Start of Excerpted records
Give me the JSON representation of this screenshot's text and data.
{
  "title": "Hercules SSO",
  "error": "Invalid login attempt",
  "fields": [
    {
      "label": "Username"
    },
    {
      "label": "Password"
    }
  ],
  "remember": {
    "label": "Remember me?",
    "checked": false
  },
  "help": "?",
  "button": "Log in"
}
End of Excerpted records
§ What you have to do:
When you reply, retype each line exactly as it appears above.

§ Answer to this exercise:
Give me the JSON representation of this screenshot's text and data.
{
  "title": "Hercules SSO",
  "error": "Invalid login attempt",
  "fields": [
    {
      "label": "Username"
    },
    {
      "label": "Password"
    }
  ],
  "remember": {
    "label": "Remember me?",
    "checked": false
  },
  "help": "?",
  "button": "Log in"
}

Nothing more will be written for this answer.